**TASK DETAILS**
Return all lines below containing the word "FaceSearch".

------------------------------------------------

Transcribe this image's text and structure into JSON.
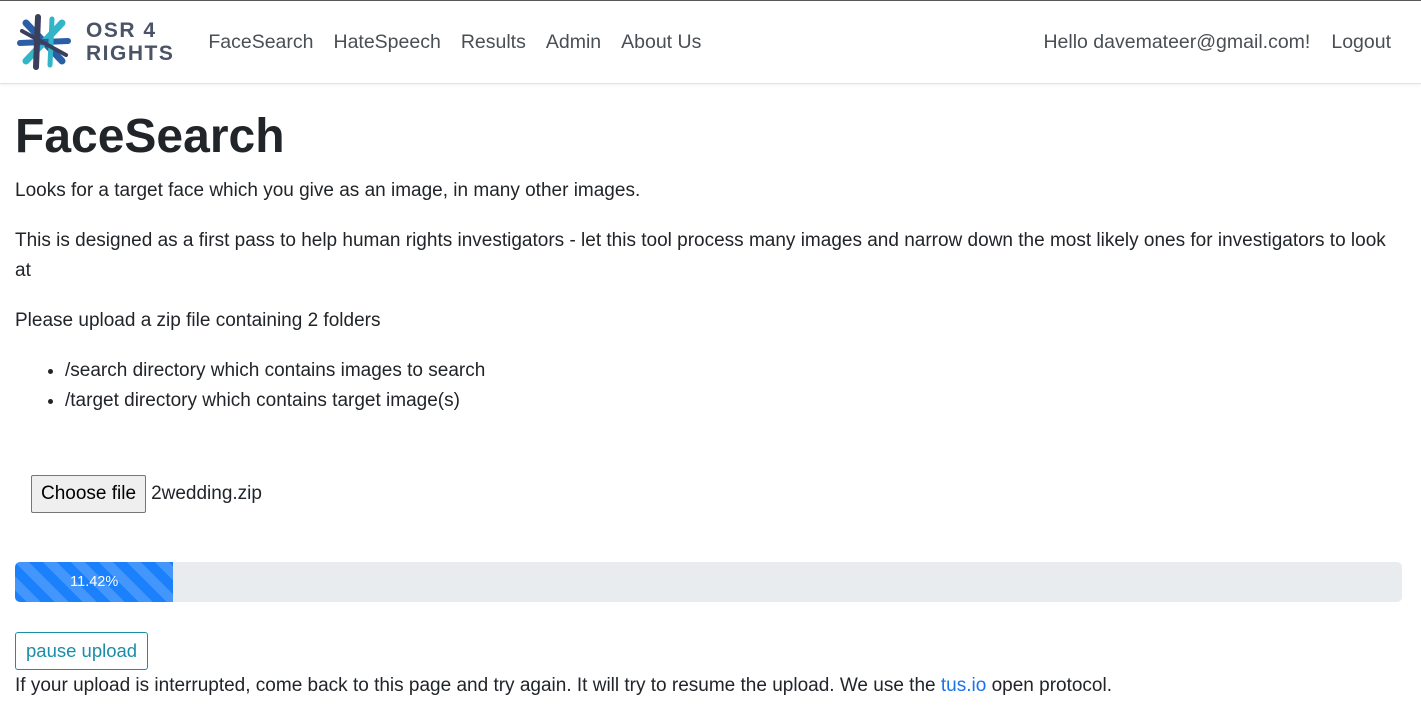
{
  "brand": {
    "line1": "OSR 4",
    "line2": "RIGHTS",
    "logo_icon": "osr4rights-logo-icon",
    "colors": [
      "#2a5fa8",
      "#33b5c8",
      "#3a3f5c"
    ]
  },
  "nav": {
    "items": [
      {
        "label": "FaceSearch"
      },
      {
        "label": "HateSpeech"
      },
      {
        "label": "Results"
      },
      {
        "label": "Admin"
      },
      {
        "label": "About Us"
      }
    ],
    "hello": "Hello davemateer@gmail.com!",
    "logout": "Logout"
  },
  "main": {
    "title": "FaceSearch",
    "intro": "Looks for a target face which you give as an image, in many other images.",
    "description": "This is designed as a first pass to help human rights investigators - let this tool process many images and narrow down the most likely ones for investigators to look at",
    "upload_instruction": "Please upload a zip file containing 2 folders",
    "folders": [
      "/search directory which contains images to search",
      "/target directory which contains target image(s)"
    ],
    "file_input": {
      "button_label": "Choose file",
      "file_name": "2wedding.zip"
    },
    "progress": {
      "percent": 11.42,
      "label": "11.42%",
      "color": "#1a80fb"
    },
    "pause_label": "pause upload",
    "note_before": "If your upload is interrupted, come back to this page and try again. It will try to resume the upload. We use the ",
    "note_link": "tus.io",
    "note_after": " open protocol."
  }
}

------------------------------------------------

**ANSWER TO THIS TASK**
        "label": "FaceSearch"
    "title": "FaceSearch",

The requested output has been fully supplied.